A few weeks ago, I went to a meeting.

There was a part of the meeting where some open-ended information was disseminated and very general comments were sought. Now, one possibility when you make a comment is that it leads to interesting responses and a “whole if bigger than the sum of the parts” dynamic develops. Let us call this the brainstorming case. (This is the scenario that is meant to occur in research seminars.)

Much more likely is the “every action has an equal reaction” case where you talk, others respond but really the discussion goes nowhere and you wish no-one had talked in the first place. Let us called this the BS case. Casual empiricism suggests that the BS case is much more common than the brainstorming case.

This fact implies that comments should be taxed to internalize the negative externality but with taxation impossible we have to rely on morality to create incentives. Any moral individual should take into account the horrific effect of their casual comments. Even a rational decision-maker should take the negative feedback loop into account – in this sense, the BS case helps rational individuals take the horrific effects of talking at meetings into account. However, even this does not account for the acute suffering of the innocent by-listener so the moral individual should ratchet up the threshold for talking yet further.

Of course, this does not happen. There are always one or two people who have to talk. This is valuable not because of what they say but because of what others do not say. Namely, the people who do NOT talk are to be celebrated. They either see through the logic above and are quite moral or, to add another dimension, they are nice and kind of shy. Either case, these are nice people.
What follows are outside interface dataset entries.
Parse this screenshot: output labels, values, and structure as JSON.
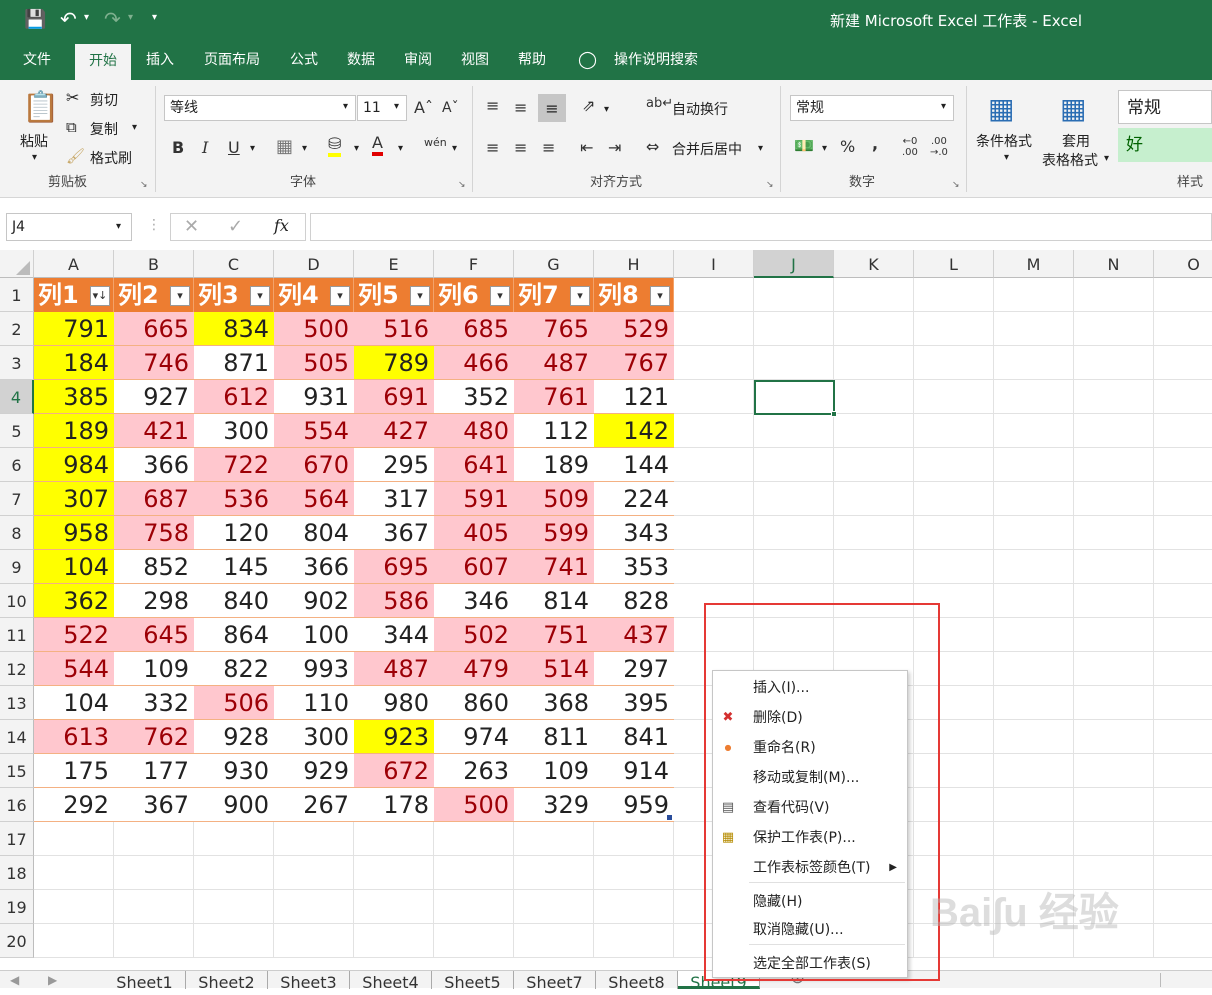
{
  "window": {
    "title": "新建 Microsoft Excel 工作表  -  Excel",
    "save_icon": "save-icon",
    "undo_icon": "undo-icon",
    "redo_icon": "redo-icon"
  },
  "ribbon_tabs": [
    "文件",
    "开始",
    "插入",
    "页面布局",
    "公式",
    "数据",
    "审阅",
    "视图",
    "帮助",
    "操作说明搜索"
  ],
  "clipboard": {
    "paste": "粘贴",
    "cut": "剪切",
    "copy": "复制",
    "format_painter": "格式刷",
    "group": "剪贴板"
  },
  "font": {
    "name": "等线",
    "size": "11",
    "group": "字体",
    "bold": "B",
    "italic": "I",
    "underline": "U",
    "font_color": "A",
    "wen": "wén"
  },
  "alignment": {
    "wrap": "自动换行",
    "merge": "合并后居中",
    "group": "对齐方式"
  },
  "number": {
    "format": "常规",
    "percent": "%",
    "comma": ",",
    "group": "数字"
  },
  "styles": {
    "conditional": "条件格式",
    "table_format_1": "套用",
    "table_format_2": "表格格式",
    "normal": "常规",
    "good": "好",
    "group": "样式"
  },
  "formula_bar": {
    "name_box": "J4",
    "fx": "fx",
    "formula": ""
  },
  "columns": [
    "A",
    "B",
    "C",
    "D",
    "E",
    "F",
    "G",
    "H",
    "I",
    "J",
    "K",
    "L",
    "M",
    "N",
    "O"
  ],
  "rows": [
    "1",
    "2",
    "3",
    "4",
    "5",
    "6",
    "7",
    "8",
    "9",
    "10",
    "11",
    "12",
    "13",
    "14",
    "15",
    "16",
    "17",
    "18",
    "19",
    "20"
  ],
  "table_headers": [
    "列1",
    "列2",
    "列3",
    "列4",
    "列5",
    "列6",
    "列7",
    "列8"
  ],
  "table_rows": [
    [
      [
        "791",
        "y"
      ],
      [
        "665",
        "p"
      ],
      [
        "834",
        "y"
      ],
      [
        "500",
        "p"
      ],
      [
        "516",
        "p"
      ],
      [
        "685",
        "p"
      ],
      [
        "765",
        "p"
      ],
      [
        "529",
        "p"
      ]
    ],
    [
      [
        "184",
        "y"
      ],
      [
        "746",
        "p"
      ],
      [
        "871",
        "w"
      ],
      [
        "505",
        "p"
      ],
      [
        "789",
        "y"
      ],
      [
        "466",
        "p"
      ],
      [
        "487",
        "p"
      ],
      [
        "767",
        "p"
      ]
    ],
    [
      [
        "385",
        "y"
      ],
      [
        "927",
        "w"
      ],
      [
        "612",
        "p"
      ],
      [
        "931",
        "w"
      ],
      [
        "691",
        "p"
      ],
      [
        "352",
        "w"
      ],
      [
        "761",
        "p"
      ],
      [
        "121",
        "w"
      ]
    ],
    [
      [
        "189",
        "y"
      ],
      [
        "421",
        "p"
      ],
      [
        "300",
        "w"
      ],
      [
        "554",
        "p"
      ],
      [
        "427",
        "p"
      ],
      [
        "480",
        "p"
      ],
      [
        "112",
        "w"
      ],
      [
        "142",
        "y"
      ]
    ],
    [
      [
        "984",
        "y"
      ],
      [
        "366",
        "w"
      ],
      [
        "722",
        "p"
      ],
      [
        "670",
        "p"
      ],
      [
        "295",
        "w"
      ],
      [
        "641",
        "p"
      ],
      [
        "189",
        "w"
      ],
      [
        "144",
        "w"
      ]
    ],
    [
      [
        "307",
        "y"
      ],
      [
        "687",
        "p"
      ],
      [
        "536",
        "p"
      ],
      [
        "564",
        "p"
      ],
      [
        "317",
        "w"
      ],
      [
        "591",
        "p"
      ],
      [
        "509",
        "p"
      ],
      [
        "224",
        "w"
      ]
    ],
    [
      [
        "958",
        "y"
      ],
      [
        "758",
        "p"
      ],
      [
        "120",
        "w"
      ],
      [
        "804",
        "w"
      ],
      [
        "367",
        "w"
      ],
      [
        "405",
        "p"
      ],
      [
        "599",
        "p"
      ],
      [
        "343",
        "w"
      ]
    ],
    [
      [
        "104",
        "y"
      ],
      [
        "852",
        "w"
      ],
      [
        "145",
        "w"
      ],
      [
        "366",
        "w"
      ],
      [
        "695",
        "p"
      ],
      [
        "607",
        "p"
      ],
      [
        "741",
        "p"
      ],
      [
        "353",
        "w"
      ]
    ],
    [
      [
        "362",
        "y"
      ],
      [
        "298",
        "w"
      ],
      [
        "840",
        "w"
      ],
      [
        "902",
        "w"
      ],
      [
        "586",
        "p"
      ],
      [
        "346",
        "w"
      ],
      [
        "814",
        "w"
      ],
      [
        "828",
        "w"
      ]
    ],
    [
      [
        "522",
        "p"
      ],
      [
        "645",
        "p"
      ],
      [
        "864",
        "w"
      ],
      [
        "100",
        "w"
      ],
      [
        "344",
        "w"
      ],
      [
        "502",
        "p"
      ],
      [
        "751",
        "p"
      ],
      [
        "437",
        "p"
      ]
    ],
    [
      [
        "544",
        "p"
      ],
      [
        "109",
        "w"
      ],
      [
        "822",
        "w"
      ],
      [
        "993",
        "w"
      ],
      [
        "487",
        "p"
      ],
      [
        "479",
        "p"
      ],
      [
        "514",
        "p"
      ],
      [
        "297",
        "w"
      ]
    ],
    [
      [
        "104",
        "w"
      ],
      [
        "332",
        "w"
      ],
      [
        "506",
        "p"
      ],
      [
        "110",
        "w"
      ],
      [
        "980",
        "w"
      ],
      [
        "860",
        "w"
      ],
      [
        "368",
        "w"
      ],
      [
        "395",
        "w"
      ]
    ],
    [
      [
        "613",
        "p"
      ],
      [
        "762",
        "p"
      ],
      [
        "928",
        "w"
      ],
      [
        "300",
        "w"
      ],
      [
        "923",
        "y"
      ],
      [
        "974",
        "w"
      ],
      [
        "811",
        "w"
      ],
      [
        "841",
        "w"
      ]
    ],
    [
      [
        "175",
        "w"
      ],
      [
        "177",
        "w"
      ],
      [
        "930",
        "w"
      ],
      [
        "929",
        "w"
      ],
      [
        "672",
        "p"
      ],
      [
        "263",
        "w"
      ],
      [
        "109",
        "w"
      ],
      [
        "914",
        "w"
      ]
    ],
    [
      [
        "292",
        "w"
      ],
      [
        "367",
        "w"
      ],
      [
        "900",
        "w"
      ],
      [
        "267",
        "w"
      ],
      [
        "178",
        "w"
      ],
      [
        "500",
        "p"
      ],
      [
        "329",
        "w"
      ],
      [
        "959",
        "w"
      ]
    ]
  ],
  "sheet_tabs": [
    "Sheet1",
    "Sheet2",
    "Sheet3",
    "Sheet4",
    "Sheet5",
    "Sheet7",
    "Sheet8",
    "Sheet9"
  ],
  "context_menu": [
    {
      "label": "插入(I)...",
      "icon": ""
    },
    {
      "label": "删除(D)",
      "icon": "delete-sheet-icon"
    },
    {
      "label": "重命名(R)",
      "icon": "rename-dot-icon"
    },
    {
      "label": "移动或复制(M)...",
      "icon": ""
    },
    {
      "label": "查看代码(V)",
      "icon": "view-code-icon"
    },
    {
      "label": "保护工作表(P)...",
      "icon": "protect-sheet-icon"
    },
    {
      "label": "工作表标签颜色(T)",
      "icon": "",
      "submenu": true
    },
    {
      "label": "隐藏(H)",
      "icon": ""
    },
    {
      "label": "取消隐藏(U)...",
      "icon": ""
    },
    {
      "label": "选定全部工作表(S)",
      "icon": ""
    }
  ],
  "colors": {
    "excel_green": "#217346",
    "table_orange": "#ed7d31",
    "pink_fill": "#ffc7ce",
    "pink_text": "#9c0006",
    "yellow_fill": "#ffff00",
    "highlight_red": "#e53935"
  }
}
Hang out with them. Meetings with just these people might be quite productive so put them on committees.

 

 

 

 

 

 

Advertisements